Research into the impacts of the heat wave by the British Columbia coroner’s office offer important lessons for Auckland and New Zealand.
According to the report:
* 98 percent of the deaths happened inside peoples’ home, not outside; most Canadian houses have been built to keep heat in and the cold out;
* 67 percent of those who died were 70 or older, and many had a chronic health condition;
* 56 percent of victims lived alone;
* Most of the victims lacked access to cooler buildings or air-conditioned spaces;
* Most of those who died “lived in socially or materially deprived neighbourhoods”;
* A slow response from agencies tasked with notifying the public about the dangers of extreme heat;
* Response agencies were overwhelmed by the number of calls and were slow to respond to distress calls and ambulance and emergency crews were ill-equipped to handle the flood of calls they received;
* The media failed to make clear the seriousness of the situation, for example using images of people playing in swimming pools or enjoying a cold drink instead of showing the dangers of heatstroke.
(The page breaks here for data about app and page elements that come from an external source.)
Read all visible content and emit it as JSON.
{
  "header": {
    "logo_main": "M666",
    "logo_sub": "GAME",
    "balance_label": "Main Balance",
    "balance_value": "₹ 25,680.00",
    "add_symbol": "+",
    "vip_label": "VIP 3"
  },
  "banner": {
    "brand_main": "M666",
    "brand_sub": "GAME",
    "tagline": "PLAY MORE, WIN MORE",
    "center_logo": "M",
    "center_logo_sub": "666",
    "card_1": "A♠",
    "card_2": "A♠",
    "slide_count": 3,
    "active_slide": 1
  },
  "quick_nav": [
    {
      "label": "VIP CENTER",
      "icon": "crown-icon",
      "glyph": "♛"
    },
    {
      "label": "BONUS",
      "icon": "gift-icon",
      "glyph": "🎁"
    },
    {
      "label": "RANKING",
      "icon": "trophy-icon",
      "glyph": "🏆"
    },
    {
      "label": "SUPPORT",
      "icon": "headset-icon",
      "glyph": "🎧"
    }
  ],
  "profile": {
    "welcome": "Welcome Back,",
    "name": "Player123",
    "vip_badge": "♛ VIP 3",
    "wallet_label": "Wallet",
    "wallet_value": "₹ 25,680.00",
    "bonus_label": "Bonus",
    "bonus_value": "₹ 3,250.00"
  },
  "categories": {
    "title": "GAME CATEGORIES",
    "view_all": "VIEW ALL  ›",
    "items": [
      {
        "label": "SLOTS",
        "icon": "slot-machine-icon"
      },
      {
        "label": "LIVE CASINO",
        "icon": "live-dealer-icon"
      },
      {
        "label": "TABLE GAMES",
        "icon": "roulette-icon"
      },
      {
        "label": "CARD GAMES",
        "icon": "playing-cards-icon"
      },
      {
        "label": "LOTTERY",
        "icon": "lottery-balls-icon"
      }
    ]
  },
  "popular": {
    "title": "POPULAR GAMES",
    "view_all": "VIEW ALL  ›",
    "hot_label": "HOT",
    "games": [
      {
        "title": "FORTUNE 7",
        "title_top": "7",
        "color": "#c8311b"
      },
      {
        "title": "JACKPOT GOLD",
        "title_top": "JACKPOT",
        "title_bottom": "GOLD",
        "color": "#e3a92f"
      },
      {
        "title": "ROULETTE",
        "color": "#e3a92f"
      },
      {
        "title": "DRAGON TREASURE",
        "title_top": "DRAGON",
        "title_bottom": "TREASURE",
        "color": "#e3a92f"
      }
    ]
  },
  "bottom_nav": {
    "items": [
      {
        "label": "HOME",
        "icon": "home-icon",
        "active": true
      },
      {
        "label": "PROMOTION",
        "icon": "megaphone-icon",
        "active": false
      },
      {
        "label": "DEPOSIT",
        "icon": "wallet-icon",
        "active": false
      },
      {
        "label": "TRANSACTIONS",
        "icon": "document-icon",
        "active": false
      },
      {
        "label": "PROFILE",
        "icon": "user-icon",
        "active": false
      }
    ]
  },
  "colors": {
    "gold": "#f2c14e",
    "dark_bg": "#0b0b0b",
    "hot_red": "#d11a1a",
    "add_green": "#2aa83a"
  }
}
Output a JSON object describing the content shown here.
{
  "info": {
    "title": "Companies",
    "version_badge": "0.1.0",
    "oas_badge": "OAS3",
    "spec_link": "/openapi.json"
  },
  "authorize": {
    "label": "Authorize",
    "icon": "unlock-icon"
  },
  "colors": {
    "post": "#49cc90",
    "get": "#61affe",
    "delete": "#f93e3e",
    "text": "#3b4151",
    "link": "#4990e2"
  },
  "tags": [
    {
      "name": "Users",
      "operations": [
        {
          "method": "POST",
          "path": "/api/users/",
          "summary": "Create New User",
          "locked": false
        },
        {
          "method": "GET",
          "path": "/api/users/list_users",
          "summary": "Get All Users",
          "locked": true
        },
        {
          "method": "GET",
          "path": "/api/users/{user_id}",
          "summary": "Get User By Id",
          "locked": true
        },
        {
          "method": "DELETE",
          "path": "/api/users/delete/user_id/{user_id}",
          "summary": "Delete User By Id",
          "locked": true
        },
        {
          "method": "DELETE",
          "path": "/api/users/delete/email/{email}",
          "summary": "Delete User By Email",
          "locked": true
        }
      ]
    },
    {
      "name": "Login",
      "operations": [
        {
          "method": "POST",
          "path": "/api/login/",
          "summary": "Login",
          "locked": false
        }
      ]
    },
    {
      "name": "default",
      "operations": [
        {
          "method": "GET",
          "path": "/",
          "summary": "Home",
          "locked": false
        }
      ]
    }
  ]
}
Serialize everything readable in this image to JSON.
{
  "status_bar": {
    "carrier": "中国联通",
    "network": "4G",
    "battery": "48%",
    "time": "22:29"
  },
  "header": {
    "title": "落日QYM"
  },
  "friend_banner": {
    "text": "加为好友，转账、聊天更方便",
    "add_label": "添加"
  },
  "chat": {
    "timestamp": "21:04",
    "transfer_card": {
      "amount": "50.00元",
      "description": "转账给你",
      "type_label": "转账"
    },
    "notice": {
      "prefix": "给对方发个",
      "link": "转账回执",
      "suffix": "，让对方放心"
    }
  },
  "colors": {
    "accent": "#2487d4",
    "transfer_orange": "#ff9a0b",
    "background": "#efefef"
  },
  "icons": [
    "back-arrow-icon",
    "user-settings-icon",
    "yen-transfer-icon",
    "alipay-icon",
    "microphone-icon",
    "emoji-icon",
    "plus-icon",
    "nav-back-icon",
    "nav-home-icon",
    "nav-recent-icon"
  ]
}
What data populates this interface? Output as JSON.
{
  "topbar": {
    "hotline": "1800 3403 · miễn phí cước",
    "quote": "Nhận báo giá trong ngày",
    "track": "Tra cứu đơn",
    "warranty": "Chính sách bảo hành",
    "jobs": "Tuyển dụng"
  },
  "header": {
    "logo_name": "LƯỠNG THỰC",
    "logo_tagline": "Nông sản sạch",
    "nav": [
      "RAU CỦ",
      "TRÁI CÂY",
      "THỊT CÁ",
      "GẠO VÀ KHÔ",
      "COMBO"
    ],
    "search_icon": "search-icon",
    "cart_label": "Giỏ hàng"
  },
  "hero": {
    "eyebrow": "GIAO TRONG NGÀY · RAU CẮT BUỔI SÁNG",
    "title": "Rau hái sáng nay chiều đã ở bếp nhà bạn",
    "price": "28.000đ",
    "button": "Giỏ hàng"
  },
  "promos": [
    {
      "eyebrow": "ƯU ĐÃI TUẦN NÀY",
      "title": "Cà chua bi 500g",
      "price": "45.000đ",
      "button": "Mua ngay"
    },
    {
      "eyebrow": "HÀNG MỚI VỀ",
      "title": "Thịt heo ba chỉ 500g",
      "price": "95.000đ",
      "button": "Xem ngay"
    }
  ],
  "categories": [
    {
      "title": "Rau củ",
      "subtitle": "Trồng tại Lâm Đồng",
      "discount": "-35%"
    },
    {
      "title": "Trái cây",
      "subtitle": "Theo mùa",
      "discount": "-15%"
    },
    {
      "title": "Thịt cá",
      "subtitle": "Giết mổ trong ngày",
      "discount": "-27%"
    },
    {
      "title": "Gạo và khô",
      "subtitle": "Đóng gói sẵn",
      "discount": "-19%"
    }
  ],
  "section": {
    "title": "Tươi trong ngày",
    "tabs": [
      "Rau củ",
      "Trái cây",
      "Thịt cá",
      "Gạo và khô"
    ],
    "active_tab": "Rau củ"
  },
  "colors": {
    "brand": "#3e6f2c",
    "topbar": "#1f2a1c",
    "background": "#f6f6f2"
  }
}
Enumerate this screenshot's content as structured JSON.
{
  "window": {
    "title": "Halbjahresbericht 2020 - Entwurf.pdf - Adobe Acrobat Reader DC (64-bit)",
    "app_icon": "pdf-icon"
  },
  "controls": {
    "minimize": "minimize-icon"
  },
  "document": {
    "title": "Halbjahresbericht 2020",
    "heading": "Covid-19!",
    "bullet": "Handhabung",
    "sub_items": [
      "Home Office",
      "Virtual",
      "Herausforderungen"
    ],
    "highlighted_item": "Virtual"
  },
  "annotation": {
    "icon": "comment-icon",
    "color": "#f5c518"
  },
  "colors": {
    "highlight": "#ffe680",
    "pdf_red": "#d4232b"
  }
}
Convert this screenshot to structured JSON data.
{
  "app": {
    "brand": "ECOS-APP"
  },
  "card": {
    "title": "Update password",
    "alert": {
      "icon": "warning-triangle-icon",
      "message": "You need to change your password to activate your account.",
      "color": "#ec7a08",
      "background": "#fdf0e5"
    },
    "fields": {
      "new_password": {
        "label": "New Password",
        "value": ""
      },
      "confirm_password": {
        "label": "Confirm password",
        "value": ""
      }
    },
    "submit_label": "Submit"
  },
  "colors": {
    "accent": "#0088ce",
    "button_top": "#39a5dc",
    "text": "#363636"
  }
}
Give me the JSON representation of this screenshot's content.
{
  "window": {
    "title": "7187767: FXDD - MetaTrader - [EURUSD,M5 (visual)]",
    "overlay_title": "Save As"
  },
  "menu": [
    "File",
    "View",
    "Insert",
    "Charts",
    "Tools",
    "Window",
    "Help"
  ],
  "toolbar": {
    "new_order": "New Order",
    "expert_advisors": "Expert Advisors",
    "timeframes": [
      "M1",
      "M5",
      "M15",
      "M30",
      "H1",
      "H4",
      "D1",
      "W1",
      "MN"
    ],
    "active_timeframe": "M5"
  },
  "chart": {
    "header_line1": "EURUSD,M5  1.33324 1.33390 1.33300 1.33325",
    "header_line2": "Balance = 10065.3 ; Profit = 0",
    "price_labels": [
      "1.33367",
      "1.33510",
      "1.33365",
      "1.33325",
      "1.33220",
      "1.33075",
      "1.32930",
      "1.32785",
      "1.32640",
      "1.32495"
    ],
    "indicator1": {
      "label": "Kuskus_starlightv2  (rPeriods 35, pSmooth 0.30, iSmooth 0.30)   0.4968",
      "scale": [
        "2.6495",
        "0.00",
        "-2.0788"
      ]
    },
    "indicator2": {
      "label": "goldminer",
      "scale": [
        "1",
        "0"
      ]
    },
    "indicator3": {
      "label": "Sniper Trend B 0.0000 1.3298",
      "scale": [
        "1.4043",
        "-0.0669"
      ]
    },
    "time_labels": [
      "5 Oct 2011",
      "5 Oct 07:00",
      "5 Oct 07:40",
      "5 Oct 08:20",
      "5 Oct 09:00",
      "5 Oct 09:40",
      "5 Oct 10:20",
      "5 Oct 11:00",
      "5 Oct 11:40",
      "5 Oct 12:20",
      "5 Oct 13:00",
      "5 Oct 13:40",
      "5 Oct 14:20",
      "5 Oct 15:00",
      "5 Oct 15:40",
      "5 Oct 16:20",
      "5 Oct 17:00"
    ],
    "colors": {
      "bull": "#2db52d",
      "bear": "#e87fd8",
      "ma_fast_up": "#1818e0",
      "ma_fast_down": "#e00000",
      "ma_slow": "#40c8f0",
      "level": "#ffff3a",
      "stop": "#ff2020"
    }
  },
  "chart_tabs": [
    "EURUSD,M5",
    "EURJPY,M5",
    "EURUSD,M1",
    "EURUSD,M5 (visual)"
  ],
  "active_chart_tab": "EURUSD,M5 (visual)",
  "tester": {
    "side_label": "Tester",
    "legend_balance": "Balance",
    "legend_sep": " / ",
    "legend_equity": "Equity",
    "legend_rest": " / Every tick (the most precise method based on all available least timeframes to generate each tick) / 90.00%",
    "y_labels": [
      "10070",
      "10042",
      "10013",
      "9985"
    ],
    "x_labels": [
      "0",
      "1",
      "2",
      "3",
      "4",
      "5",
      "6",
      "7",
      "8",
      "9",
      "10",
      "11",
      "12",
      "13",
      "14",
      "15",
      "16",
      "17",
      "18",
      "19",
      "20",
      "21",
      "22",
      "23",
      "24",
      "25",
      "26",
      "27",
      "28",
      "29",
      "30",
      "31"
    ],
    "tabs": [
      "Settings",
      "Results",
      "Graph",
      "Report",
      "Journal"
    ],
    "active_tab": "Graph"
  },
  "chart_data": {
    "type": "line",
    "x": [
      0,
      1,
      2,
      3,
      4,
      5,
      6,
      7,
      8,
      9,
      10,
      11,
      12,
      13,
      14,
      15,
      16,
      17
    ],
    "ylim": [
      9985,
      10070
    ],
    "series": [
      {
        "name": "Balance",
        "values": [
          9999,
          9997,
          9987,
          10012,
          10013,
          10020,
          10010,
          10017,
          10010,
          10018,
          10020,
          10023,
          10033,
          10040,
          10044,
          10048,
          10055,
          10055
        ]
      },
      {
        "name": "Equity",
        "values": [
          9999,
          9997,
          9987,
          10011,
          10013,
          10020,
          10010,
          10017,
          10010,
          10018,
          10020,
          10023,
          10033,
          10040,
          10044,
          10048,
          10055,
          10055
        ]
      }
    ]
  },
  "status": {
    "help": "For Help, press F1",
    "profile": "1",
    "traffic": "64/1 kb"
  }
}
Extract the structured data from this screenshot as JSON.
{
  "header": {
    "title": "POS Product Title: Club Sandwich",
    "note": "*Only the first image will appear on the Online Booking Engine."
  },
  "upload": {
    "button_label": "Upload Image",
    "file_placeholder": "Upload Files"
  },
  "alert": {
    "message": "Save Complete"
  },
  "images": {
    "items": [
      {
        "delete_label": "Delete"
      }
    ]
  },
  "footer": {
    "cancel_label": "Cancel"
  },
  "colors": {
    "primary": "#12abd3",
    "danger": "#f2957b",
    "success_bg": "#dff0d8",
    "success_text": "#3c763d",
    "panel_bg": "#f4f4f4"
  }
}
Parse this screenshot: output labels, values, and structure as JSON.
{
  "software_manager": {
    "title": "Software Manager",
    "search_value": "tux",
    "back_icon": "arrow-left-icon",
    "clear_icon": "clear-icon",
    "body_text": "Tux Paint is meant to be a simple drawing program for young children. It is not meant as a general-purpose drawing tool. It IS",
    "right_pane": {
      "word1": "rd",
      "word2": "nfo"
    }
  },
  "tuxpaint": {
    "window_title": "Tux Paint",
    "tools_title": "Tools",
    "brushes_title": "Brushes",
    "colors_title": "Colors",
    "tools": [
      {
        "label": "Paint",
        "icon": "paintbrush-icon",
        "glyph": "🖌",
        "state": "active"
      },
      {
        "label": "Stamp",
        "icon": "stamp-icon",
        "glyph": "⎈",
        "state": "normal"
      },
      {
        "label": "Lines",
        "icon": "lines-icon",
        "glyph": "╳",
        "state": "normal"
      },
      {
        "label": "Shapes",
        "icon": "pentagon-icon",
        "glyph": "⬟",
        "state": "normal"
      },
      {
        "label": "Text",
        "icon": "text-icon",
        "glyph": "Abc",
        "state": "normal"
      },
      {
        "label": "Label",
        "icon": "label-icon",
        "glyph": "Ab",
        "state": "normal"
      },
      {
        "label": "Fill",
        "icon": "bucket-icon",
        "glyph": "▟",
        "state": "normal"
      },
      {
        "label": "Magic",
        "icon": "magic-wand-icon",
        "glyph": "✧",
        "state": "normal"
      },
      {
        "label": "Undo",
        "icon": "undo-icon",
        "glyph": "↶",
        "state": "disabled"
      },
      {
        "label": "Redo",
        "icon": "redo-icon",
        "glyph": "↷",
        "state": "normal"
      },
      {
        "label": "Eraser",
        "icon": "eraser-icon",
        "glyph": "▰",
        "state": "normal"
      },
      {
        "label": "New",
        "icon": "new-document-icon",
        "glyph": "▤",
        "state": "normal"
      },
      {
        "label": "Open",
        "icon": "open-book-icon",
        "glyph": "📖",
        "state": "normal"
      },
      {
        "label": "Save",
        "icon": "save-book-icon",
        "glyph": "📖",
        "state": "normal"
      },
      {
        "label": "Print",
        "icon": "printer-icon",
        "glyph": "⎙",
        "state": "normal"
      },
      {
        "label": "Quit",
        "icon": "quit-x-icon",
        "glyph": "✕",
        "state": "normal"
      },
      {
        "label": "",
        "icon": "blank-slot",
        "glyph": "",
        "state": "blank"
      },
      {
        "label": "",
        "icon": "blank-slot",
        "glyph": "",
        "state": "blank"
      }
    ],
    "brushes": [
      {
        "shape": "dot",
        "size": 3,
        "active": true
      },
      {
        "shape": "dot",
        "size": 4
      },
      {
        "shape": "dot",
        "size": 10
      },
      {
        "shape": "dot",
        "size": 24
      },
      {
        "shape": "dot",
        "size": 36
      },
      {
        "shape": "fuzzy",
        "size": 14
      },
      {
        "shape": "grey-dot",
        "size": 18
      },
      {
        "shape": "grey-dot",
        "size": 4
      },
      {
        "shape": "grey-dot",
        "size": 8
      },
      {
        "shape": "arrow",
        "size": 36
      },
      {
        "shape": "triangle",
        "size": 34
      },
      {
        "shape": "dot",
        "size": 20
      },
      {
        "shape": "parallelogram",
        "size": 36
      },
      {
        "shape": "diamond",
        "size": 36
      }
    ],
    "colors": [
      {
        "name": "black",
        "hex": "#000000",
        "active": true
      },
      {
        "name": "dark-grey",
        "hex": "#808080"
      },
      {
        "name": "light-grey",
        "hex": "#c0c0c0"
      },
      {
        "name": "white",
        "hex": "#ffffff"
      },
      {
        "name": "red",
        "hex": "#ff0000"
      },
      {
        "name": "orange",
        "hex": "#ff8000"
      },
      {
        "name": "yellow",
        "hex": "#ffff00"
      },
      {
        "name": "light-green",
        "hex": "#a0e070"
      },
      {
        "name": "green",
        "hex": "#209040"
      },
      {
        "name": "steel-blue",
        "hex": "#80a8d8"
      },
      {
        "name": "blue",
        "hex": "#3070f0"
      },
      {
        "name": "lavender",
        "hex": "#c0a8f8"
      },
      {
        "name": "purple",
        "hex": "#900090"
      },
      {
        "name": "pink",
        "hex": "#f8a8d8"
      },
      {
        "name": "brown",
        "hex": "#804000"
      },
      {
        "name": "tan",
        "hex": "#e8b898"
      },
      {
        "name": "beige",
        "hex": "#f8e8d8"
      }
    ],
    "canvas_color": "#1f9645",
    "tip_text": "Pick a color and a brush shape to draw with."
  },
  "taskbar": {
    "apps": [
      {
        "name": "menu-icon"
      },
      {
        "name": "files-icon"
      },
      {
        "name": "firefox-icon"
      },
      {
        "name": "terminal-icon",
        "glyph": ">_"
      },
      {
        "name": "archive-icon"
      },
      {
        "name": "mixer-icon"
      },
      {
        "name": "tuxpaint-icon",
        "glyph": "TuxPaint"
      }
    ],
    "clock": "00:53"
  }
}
Lack of appropriate warning images meant that many people/organisations failed to realise the severity of the situation and consider possible effects on vulnerable neighbours;
It’s likely that many of those points would apply equally to Auckland and New Zealand. Most of our housing has been built to keep the cold out and the heat in. Many people on low incomes or in rental accommodation live without heat pumps, or the income to afford the cost of electricity or a trip to a swimming pool. Many live alone. Our media tends to ignore the dangers of heat for the old, the poor or people with medical conditions, preferring to put a positive spin on summer heat.
As a follow-up to the heat wave, the British Columbia chief medical officer has called for special observation and assistance for vulnerable communities and vulnerable groups, and a better public messaging and alert system to help the public better understand the risks of extreme heat.
In short, the lessons from the British Columbia heat dome are vitally important for policy-makers and administrators here.
Lessons from the British Columbia floods are very much the same ones we already know and aim to act upon in New Zealand, although the follow-up takes time:
* Stop building on floodplains;
* Design roads, rail, bridges, culverts, stopbanks and other infrastructure for 1000-year flood levels, rather than 100-year floods.
* Restore natural ponding systems such as wetlands and swales;
* Allow space for rivers and streams to overflow and meander;
* In urban areas, find ways to allow rainfall to sink into the soil;
* Revegetate erosion-prone hillsides;
* Ensure that monitoring and forecasting systems can provide information to communities and relevant authorities in time to prepare for flooding emergencies;
* Ensure the ready availability of rescue and recovery equipment.
Perhaps policy-makers and administrators In New Zealand need to take the lessons of British Columbia’s coroner closely to heart.